Page and application data records:
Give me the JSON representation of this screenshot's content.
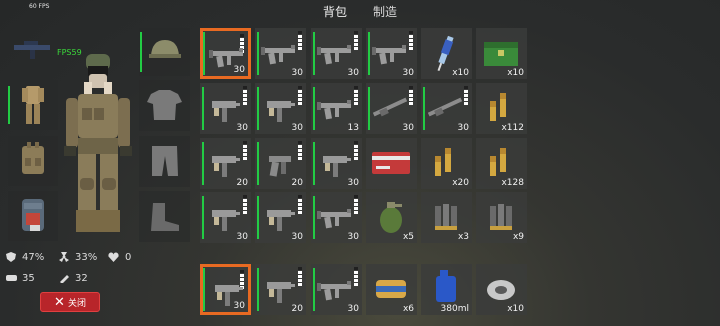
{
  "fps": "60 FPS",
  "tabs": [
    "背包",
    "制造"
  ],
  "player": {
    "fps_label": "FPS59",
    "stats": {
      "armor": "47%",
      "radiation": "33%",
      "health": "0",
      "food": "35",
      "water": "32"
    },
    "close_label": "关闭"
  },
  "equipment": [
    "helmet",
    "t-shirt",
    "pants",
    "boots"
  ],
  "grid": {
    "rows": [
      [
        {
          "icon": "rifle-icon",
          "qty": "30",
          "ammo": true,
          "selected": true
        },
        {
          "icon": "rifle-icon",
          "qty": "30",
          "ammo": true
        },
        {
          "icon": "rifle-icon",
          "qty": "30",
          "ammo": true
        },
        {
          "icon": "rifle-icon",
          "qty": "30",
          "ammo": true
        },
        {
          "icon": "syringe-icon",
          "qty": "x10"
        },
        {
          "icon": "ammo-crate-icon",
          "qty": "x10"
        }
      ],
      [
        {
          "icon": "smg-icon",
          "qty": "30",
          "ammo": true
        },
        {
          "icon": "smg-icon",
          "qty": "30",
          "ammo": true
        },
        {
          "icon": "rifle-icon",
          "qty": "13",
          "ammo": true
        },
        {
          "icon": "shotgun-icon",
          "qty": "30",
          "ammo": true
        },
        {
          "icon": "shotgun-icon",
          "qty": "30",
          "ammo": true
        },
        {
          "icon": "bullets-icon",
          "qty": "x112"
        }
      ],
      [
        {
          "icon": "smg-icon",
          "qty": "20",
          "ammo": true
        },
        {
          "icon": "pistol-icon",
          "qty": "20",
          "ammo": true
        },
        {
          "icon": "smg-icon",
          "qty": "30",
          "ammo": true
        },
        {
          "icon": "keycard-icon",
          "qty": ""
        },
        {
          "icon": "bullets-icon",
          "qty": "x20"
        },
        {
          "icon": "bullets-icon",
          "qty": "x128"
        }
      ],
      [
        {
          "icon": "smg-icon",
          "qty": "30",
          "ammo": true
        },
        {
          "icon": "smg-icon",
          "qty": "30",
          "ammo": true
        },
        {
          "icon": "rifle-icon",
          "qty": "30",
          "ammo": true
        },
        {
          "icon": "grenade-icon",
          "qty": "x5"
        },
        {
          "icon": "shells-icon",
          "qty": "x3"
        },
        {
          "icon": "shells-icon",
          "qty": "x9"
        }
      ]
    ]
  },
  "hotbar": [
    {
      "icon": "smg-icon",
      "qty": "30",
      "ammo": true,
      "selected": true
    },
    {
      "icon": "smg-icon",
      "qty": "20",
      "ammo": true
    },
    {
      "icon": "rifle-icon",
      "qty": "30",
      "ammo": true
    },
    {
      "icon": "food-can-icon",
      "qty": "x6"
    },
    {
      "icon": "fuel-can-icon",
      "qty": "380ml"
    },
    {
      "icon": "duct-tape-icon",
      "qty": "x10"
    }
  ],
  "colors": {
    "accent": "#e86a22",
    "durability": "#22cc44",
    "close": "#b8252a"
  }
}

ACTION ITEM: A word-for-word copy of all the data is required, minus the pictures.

RESULT OF THE TASK:
Give me the JSON representation of this screenshot's content.
{
  "fps": "60 FPS",
  "tabs": [
    "背包",
    "制造"
  ],
  "player": {
    "fps_label": "FPS59",
    "stats": {
      "armor": "47%",
      "radiation": "33%",
      "health": "0",
      "food": "35",
      "water": "32"
    },
    "close_label": "关闭"
  },
  "equipment": [
    "helmet",
    "t-shirt",
    "pants",
    "boots"
  ],
  "grid": {
    "rows": [
      [
        {
          "icon": "rifle-icon",
          "qty": "30",
          "ammo": true,
          "selected": true
        },
        {
          "icon": "rifle-icon",
          "qty": "30",
          "ammo": true
        },
        {
          "icon": "rifle-icon",
          "qty": "30",
          "ammo": true
        },
        {
          "icon": "rifle-icon",
          "qty": "30",
          "ammo": true
        },
        {
          "icon": "syringe-icon",
          "qty": "x10"
        },
        {
          "icon": "ammo-crate-icon",
          "qty": "x10"
        }
      ],
      [
        {
          "icon": "smg-icon",
          "qty": "30",
          "ammo": true
        },
        {
          "icon": "smg-icon",
          "qty": "30",
          "ammo": true
        },
        {
          "icon": "rifle-icon",
          "qty": "13",
          "ammo": true
        },
        {
          "icon": "shotgun-icon",
          "qty": "30",
          "ammo": true
        },
        {
          "icon": "shotgun-icon",
          "qty": "30",
          "ammo": true
        },
        {
          "icon": "bullets-icon",
          "qty": "x112"
        }
      ],
      [
        {
          "icon": "smg-icon",
          "qty": "20",
          "ammo": true
        },
        {
          "icon": "pistol-icon",
          "qty": "20",
          "ammo": true
        },
        {
          "icon": "smg-icon",
          "qty": "30",
          "ammo": true
        },
        {
          "icon": "keycard-icon",
          "qty": ""
        },
        {
          "icon": "bullets-icon",
          "qty": "x20"
        },
        {
          "icon": "bullets-icon",
          "qty": "x128"
        }
      ],
      [
        {
          "icon": "smg-icon",
          "qty": "30",
          "ammo": true
        },
        {
          "icon": "smg-icon",
          "qty": "30",
          "ammo": true
        },
        {
          "icon": "rifle-icon",
          "qty": "30",
          "ammo": true
        },
        {
          "icon": "grenade-icon",
          "qty": "x5"
        },
        {
          "icon": "shells-icon",
          "qty": "x3"
        },
        {
          "icon": "shells-icon",
          "qty": "x9"
        }
      ]
    ]
  },
  "hotbar": [
    {
      "icon": "smg-icon",
      "qty": "30",
      "ammo": true,
      "selected": true
    },
    {
      "icon": "smg-icon",
      "qty": "20",
      "ammo": true
    },
    {
      "icon": "rifle-icon",
      "qty": "30",
      "ammo": true
    },
    {
      "icon": "food-can-icon",
      "qty": "x6"
    },
    {
      "icon": "fuel-can-icon",
      "qty": "380ml"
    },
    {
      "icon": "duct-tape-icon",
      "qty": "x10"
    }
  ],
  "colors": {
    "accent": "#e86a22",
    "durability": "#22cc44",
    "close": "#b8252a"
  }
}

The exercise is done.